● Exercise description:
Please return every line in the entries below with the word "this" in it.

● Entries supplied:
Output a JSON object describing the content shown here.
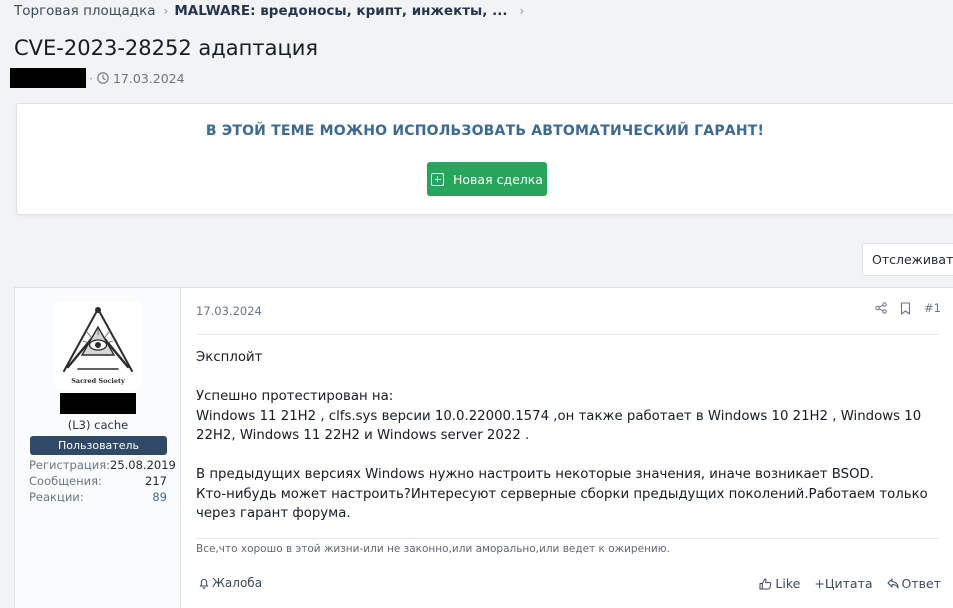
{
  "breadcrumb": {
    "items": [
      "Торговая площадка",
      "MALWARE: вредоносы, крипт, инжекты, ..."
    ]
  },
  "thread": {
    "title": "CVE-2023-28252 адаптация",
    "date": "17.03.2024"
  },
  "notice": {
    "text": "В ЭТОЙ ТЕМЕ МОЖНО ИСПОЛЬЗОВАТЬ АВТОМАТИЧЕСКИЙ ГАРАНТ!",
    "button_label": "Новая сделка"
  },
  "watch_label": "Отслеживать",
  "post": {
    "date": "17.03.2024",
    "number": "#1",
    "author": {
      "title": "(L3) cache",
      "badge": "Пользователь",
      "avatar_caption": "Sacred Society",
      "stats": [
        {
          "label": "Регистрация:",
          "value": "25.08.2019"
        },
        {
          "label": "Сообщения:",
          "value": "217"
        },
        {
          "label": "Реакции:",
          "value": "89"
        }
      ]
    },
    "body": {
      "line1": "Эксплойт",
      "line2": "Успешно протестирован на:",
      "line3": "Windows 11 21H2 , clfs.sys версии 10.0.22000.1574 ,он также работает в Windows 10 21H2 , Windows 10 22H2, Windows 11 22H2 и Windows server 2022 .",
      "line4": "В предыдущих версиях Windows нужно настроить некоторые значения, иначе возникает BSOD.",
      "line5": "Кто-нибудь может настроить?Интересуют серверные сборки предыдущих поколений.Работаем только через гарант форума."
    },
    "signature": "Все,что хорошо в этой жизни-или не законно,или аморально,или ведет к ожирению.",
    "report_label": "Жалоба",
    "like_label": "Like",
    "quote_label": "+Цитата",
    "reply_label": "Ответ"
  }
}
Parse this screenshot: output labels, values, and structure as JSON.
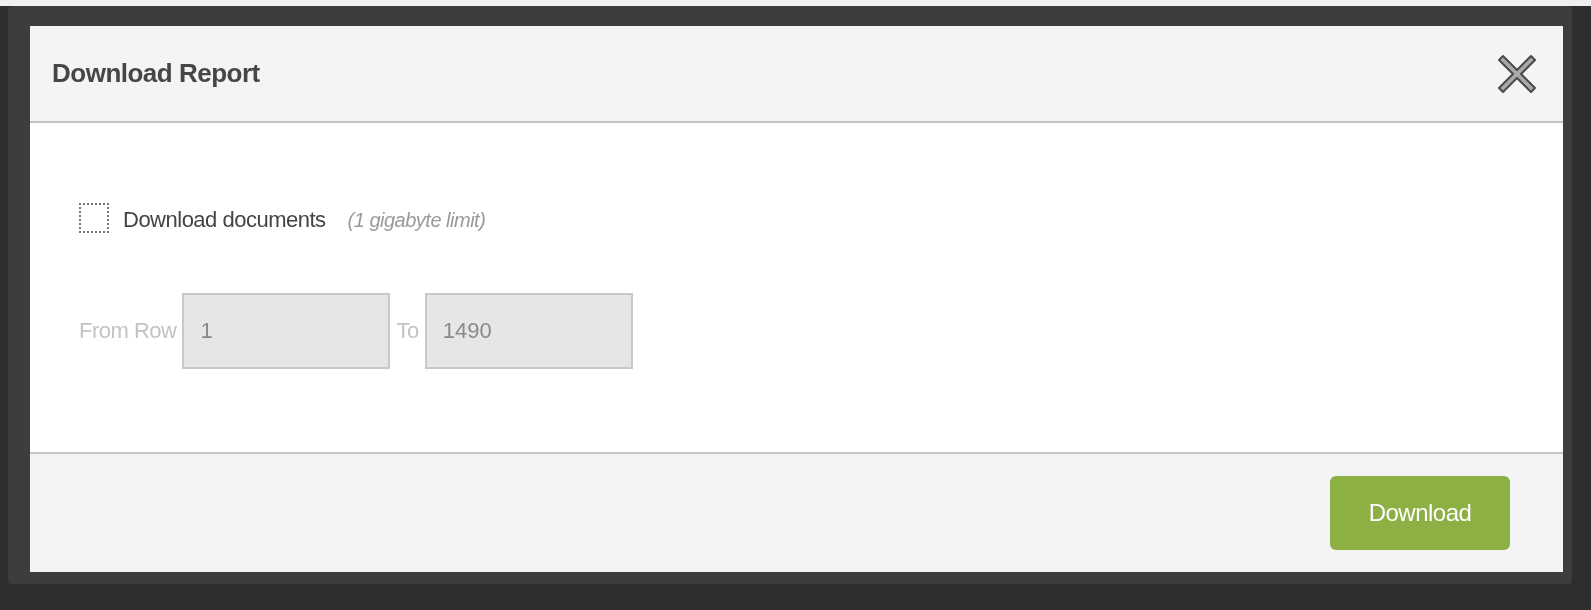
{
  "dialog": {
    "title": "Download Report"
  },
  "option": {
    "label": "Download documents",
    "note": "(1 gigabyte limit)",
    "checked": false
  },
  "range": {
    "disabled": true,
    "from_label": "From Row",
    "from_value": "1",
    "to_label": "To",
    "to_value": "1490"
  },
  "buttons": [
    {
      "label": "Download",
      "kind": "primary"
    }
  ]
}
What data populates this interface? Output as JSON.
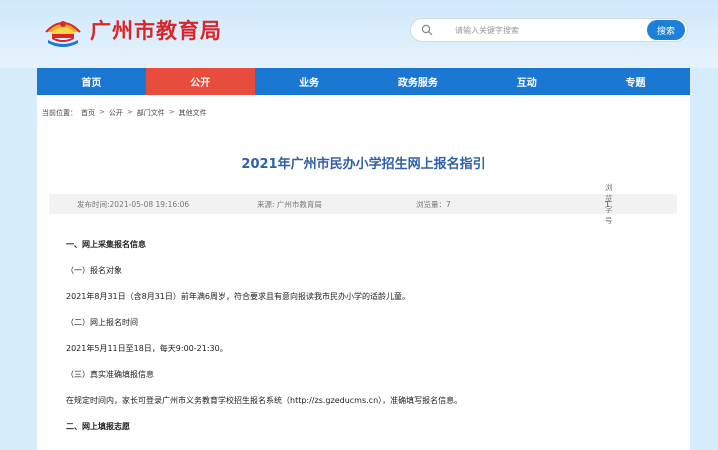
{
  "header": {
    "site_name": "广州市教育局",
    "logo_icon": "education-emblem-icon",
    "search": {
      "placeholder": "请输入关键字搜索",
      "button_label": "搜索",
      "icon": "search-icon"
    }
  },
  "nav": {
    "items": [
      {
        "label": "首页"
      },
      {
        "label": "公开"
      },
      {
        "label": "业务"
      },
      {
        "label": "政务服务"
      },
      {
        "label": "互动"
      },
      {
        "label": "专题"
      }
    ],
    "active_index": 1,
    "colors": {
      "bar": "#1a77d2",
      "active": "#e84c3d"
    }
  },
  "breadcrumb": {
    "prefix": "当前位置：",
    "items": [
      "首页",
      "公开",
      "部门文件",
      "其他文件"
    ],
    "separator": ">"
  },
  "article": {
    "title": "2021年广州市民办小学招生网上报名指引",
    "meta": {
      "published": "发布时间:2021-05-08 19:16:06",
      "source": "来源: 广州市教育局",
      "views": "浏览量：7",
      "font_size_label": "浏览字号",
      "font_icon": "text-size-icon"
    },
    "paragraphs": [
      {
        "text": "一、网上采集报名信息",
        "bold": true
      },
      {
        "text": "（一）报名对象",
        "bold": false
      },
      {
        "text": "2021年8月31日（含8月31日）前年满6周岁，符合要求且有意向报读我市民办小学的适龄儿童。",
        "bold": false
      },
      {
        "text": "（二）网上报名时间",
        "bold": false
      },
      {
        "text": "2021年5月11日至18日，每天9:00-21:30。",
        "bold": false
      },
      {
        "text": "（三）真实准确填报信息",
        "bold": false
      },
      {
        "text": "在规定时间内，家长可登录广州市义务教育学校招生报名系统（http://zs.gzeducms.cn），准确填写报名信息。",
        "bold": false
      },
      {
        "text": "二、网上填报志愿",
        "bold": true
      }
    ]
  }
}
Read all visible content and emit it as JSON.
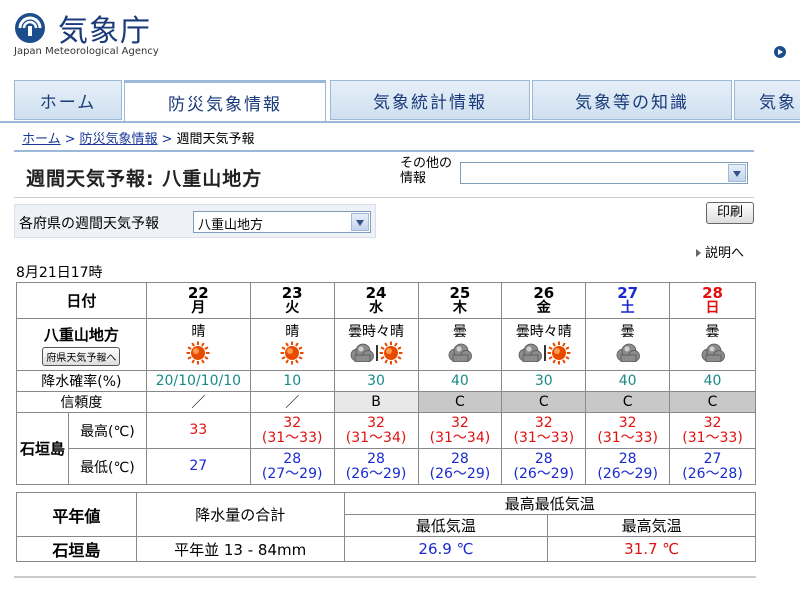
{
  "header": {
    "title": "気象庁",
    "subtitle": "Japan Meteorological Agency"
  },
  "nav": {
    "tabs": [
      {
        "label": "ホーム",
        "active": false
      },
      {
        "label": "防災気象情報",
        "active": true
      },
      {
        "label": "気象統計情報",
        "active": false
      },
      {
        "label": "気象等の知識",
        "active": false
      },
      {
        "label": "気象",
        "active": false
      }
    ]
  },
  "breadcrumb": {
    "items": [
      "ホーム",
      "防災気象情報"
    ],
    "current": "週間天気予報",
    "separator": ">"
  },
  "title": "週間天気予報: 八重山地方",
  "other_info": {
    "label": "その他の情報",
    "value": ""
  },
  "pref_select": {
    "label": "各府県の週間天気予報",
    "value": "八重山地方"
  },
  "print_label": "印刷",
  "explain_label": "説明へ",
  "issued": "8月21日17時",
  "forecast": {
    "date_header": "日付",
    "region": "八重山地方",
    "pref_button": "府県天気予報へ",
    "pop_label": "降水確率(%)",
    "reliability_label": "信頼度",
    "station": "石垣島",
    "max_label": "最高(℃)",
    "min_label": "最低(℃)",
    "days": [
      {
        "date": "22",
        "dow": "月",
        "day_type": "weekday",
        "weather": "晴",
        "icons": [
          "sun-icon"
        ],
        "pop": "20/10/10/10",
        "reliability": "／",
        "rel_bg": "none",
        "max": "33",
        "max_range": "",
        "min": "27",
        "min_range": ""
      },
      {
        "date": "23",
        "dow": "火",
        "day_type": "weekday",
        "weather": "晴",
        "icons": [
          "sun-icon"
        ],
        "pop": "10",
        "reliability": "／",
        "rel_bg": "none",
        "max": "32",
        "max_range": "(31～33)",
        "min": "28",
        "min_range": "(27～29)"
      },
      {
        "date": "24",
        "dow": "水",
        "day_type": "weekday",
        "weather": "曇時々晴",
        "icons": [
          "cloud-icon",
          "sun-icon"
        ],
        "pop": "30",
        "reliability": "B",
        "rel_bg": "light",
        "max": "32",
        "max_range": "(31～34)",
        "min": "28",
        "min_range": "(26～29)"
      },
      {
        "date": "25",
        "dow": "木",
        "day_type": "weekday",
        "weather": "曇",
        "icons": [
          "cloud-icon"
        ],
        "pop": "40",
        "reliability": "C",
        "rel_bg": "dark",
        "max": "32",
        "max_range": "(31～34)",
        "min": "28",
        "min_range": "(26～29)"
      },
      {
        "date": "26",
        "dow": "金",
        "day_type": "weekday",
        "weather": "曇時々晴",
        "icons": [
          "cloud-icon",
          "sun-icon"
        ],
        "pop": "30",
        "reliability": "C",
        "rel_bg": "dark",
        "max": "32",
        "max_range": "(31～33)",
        "min": "28",
        "min_range": "(26～29)"
      },
      {
        "date": "27",
        "dow": "土",
        "day_type": "saturday",
        "weather": "曇",
        "icons": [
          "cloud-icon"
        ],
        "pop": "40",
        "reliability": "C",
        "rel_bg": "dark",
        "max": "32",
        "max_range": "(31～33)",
        "min": "28",
        "min_range": "(26～29)"
      },
      {
        "date": "28",
        "dow": "日",
        "day_type": "sunday",
        "weather": "曇",
        "icons": [
          "cloud-icon"
        ],
        "pop": "40",
        "reliability": "C",
        "rel_bg": "dark",
        "max": "32",
        "max_range": "(31～33)",
        "min": "27",
        "min_range": "(26～28)"
      }
    ]
  },
  "normals": {
    "header": "平年値",
    "precip_header": "降水量の合計",
    "temp_header": "最高最低気温",
    "min_header": "最低気温",
    "max_header": "最高気温",
    "station": "石垣島",
    "precip_value": "平年並 13 - 84mm",
    "min_value": "26.9 ℃",
    "max_value": "31.7 ℃"
  },
  "colors": {
    "brand": "#1a3a7a",
    "max_temp": "#e01010",
    "min_temp": "#1a2ad0",
    "pop": "#1a8a8a",
    "sun": "#e84a00",
    "cloud": "#8c8c8c"
  }
}
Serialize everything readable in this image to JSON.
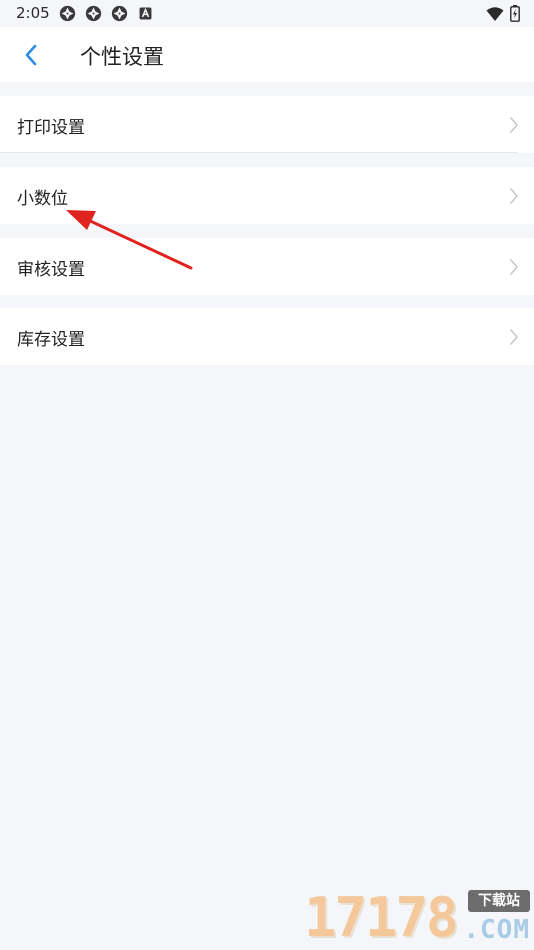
{
  "status_bar": {
    "time": "2:05",
    "notification_icons": [
      "aperture-icon",
      "aperture-icon",
      "aperture-icon",
      "a-box-icon"
    ],
    "right_icons": [
      "wifi-icon",
      "battery-charging-icon"
    ]
  },
  "header": {
    "title": "个性设置",
    "back_icon": "chevron-left-icon",
    "accent_color": "#2e8be6"
  },
  "menu": {
    "items": [
      {
        "label": "打印设置"
      },
      {
        "label": "小数位"
      },
      {
        "label": "审核设置"
      },
      {
        "label": "库存设置"
      }
    ],
    "chevron_icon": "chevron-right-icon"
  },
  "annotation": {
    "color": "#e0231f"
  },
  "watermark": {
    "digits": "17178",
    "tag": "下载站",
    "suffix": ".COM"
  }
}
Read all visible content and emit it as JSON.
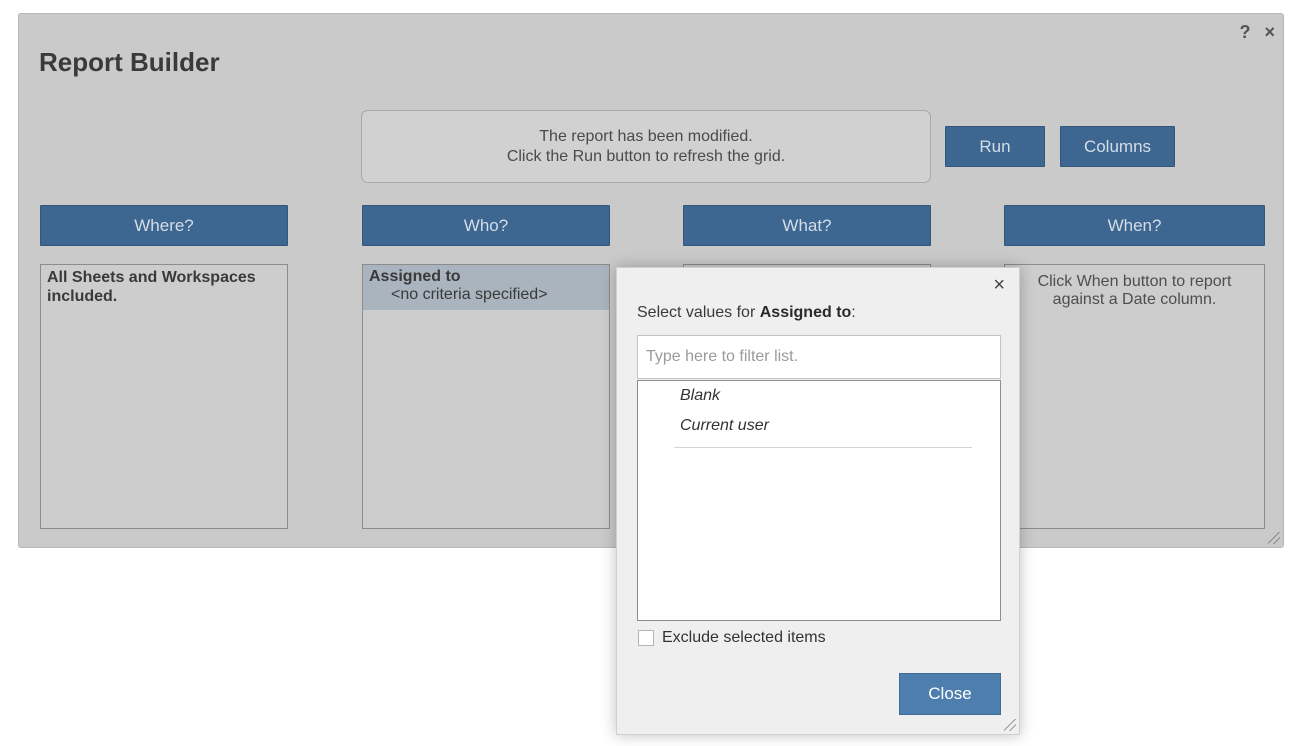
{
  "builder": {
    "title": "Report Builder",
    "help_icon": "?",
    "close_icon": "×",
    "notice_line1": "The report has been modified.",
    "notice_line2": "Click the Run button to refresh the grid.",
    "run_label": "Run",
    "columns_label": "Columns",
    "where_label": "Where?",
    "who_label": "Who?",
    "what_label": "What?",
    "when_label": "When?",
    "where_text": "All Sheets and Workspaces included.",
    "who_item_label": "Assigned to",
    "who_item_sub": "<no criteria specified>",
    "when_text": "Click When button to report against a Date column."
  },
  "popup": {
    "close_icon": "×",
    "prompt_prefix": "Select values for ",
    "prompt_field": "Assigned to",
    "prompt_suffix": ":",
    "filter_placeholder": "Type here to filter list.",
    "filter_value": "",
    "items": [
      {
        "label": "Blank"
      },
      {
        "label": "Current user"
      }
    ],
    "exclude_label": "Exclude selected items",
    "exclude_checked": false,
    "close_label": "Close"
  },
  "colors": {
    "primary_button": "#3d6791",
    "close_button": "#4d7eae",
    "dialog_background": "#cacaca",
    "popup_background": "#efefef"
  }
}
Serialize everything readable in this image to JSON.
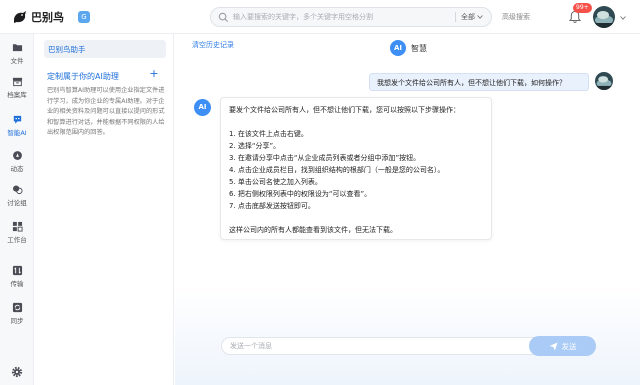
{
  "topbar": {
    "logo_text": "巴别鸟",
    "app_badge": "G",
    "search_placeholder": "输入要搜索的关键字，多个关键字用空格分割",
    "search_scope": "全部",
    "advanced_search": "高级搜索",
    "notification_count": "99+"
  },
  "nav": {
    "items": [
      {
        "label": "文件",
        "icon": "folder-icon"
      },
      {
        "label": "档案库",
        "icon": "archive-icon"
      },
      {
        "label": "智能AI",
        "icon": "ai-icon",
        "active": true
      },
      {
        "label": "动态",
        "icon": "activity-icon"
      },
      {
        "label": "讨论组",
        "icon": "chat-icon"
      },
      {
        "label": "工作台",
        "icon": "workbench-icon"
      },
      {
        "label": "传输",
        "icon": "transfer-icon"
      },
      {
        "label": "同步",
        "icon": "sync-icon"
      }
    ]
  },
  "panel": {
    "assistant_name": "巴别鸟助手",
    "custom_title": "定制属于你的AI助理",
    "add_symbol": "+",
    "custom_desc": "巴别鸟智算AI助理可以使用企业指定文件进行学习，成为你企业的专属AI助理。对于企业的相关资料及问题可以直接以提问的形式和智算进行对话，并能根据不同权限的人给出权限范围内的回答。"
  },
  "chat": {
    "clear_history": "清空历史记录",
    "header_logo": "AI",
    "header_title": "智慧",
    "user_message": "我想发个文件给公司所有人，但不想让他们下载，如何操作？",
    "bot_logo": "AI",
    "bot_lines": [
      "要发个文件给公司所有人，但不想让他们下载，您可以按照以下步骤操作：",
      "",
      "1. 在该文件上点击右键。",
      "2. 选择“分享”。",
      "3. 在邀请分享中点击“从企业成员列表或者分组中添加”按钮。",
      "4. 点击企业成员栏目，找到组织结构的根部门（一般是您的公司名）。",
      "5. 单击公司名使之加入列表。",
      "6. 把右侧权限列表中的权限设为“可以查看”。",
      "7. 点击底部发送按钮即可。",
      "",
      "这样公司内的所有人都能查看到该文件，但无法下载。"
    ],
    "input_placeholder": "发送一个消息",
    "send_label": "发送"
  },
  "colors": {
    "accent": "#1e6fd9",
    "ai_blue": "#3d8ff5",
    "badge_red": "#f5524a",
    "send_button": "#a9cbf5"
  }
}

● Solution:
Parse this screenshot: output labels, values, and structure as JSON.
What data populates this interface? Output as JSON.
Serialize everything readable in this image to JSON.
Serialize everything readable in this image to JSON.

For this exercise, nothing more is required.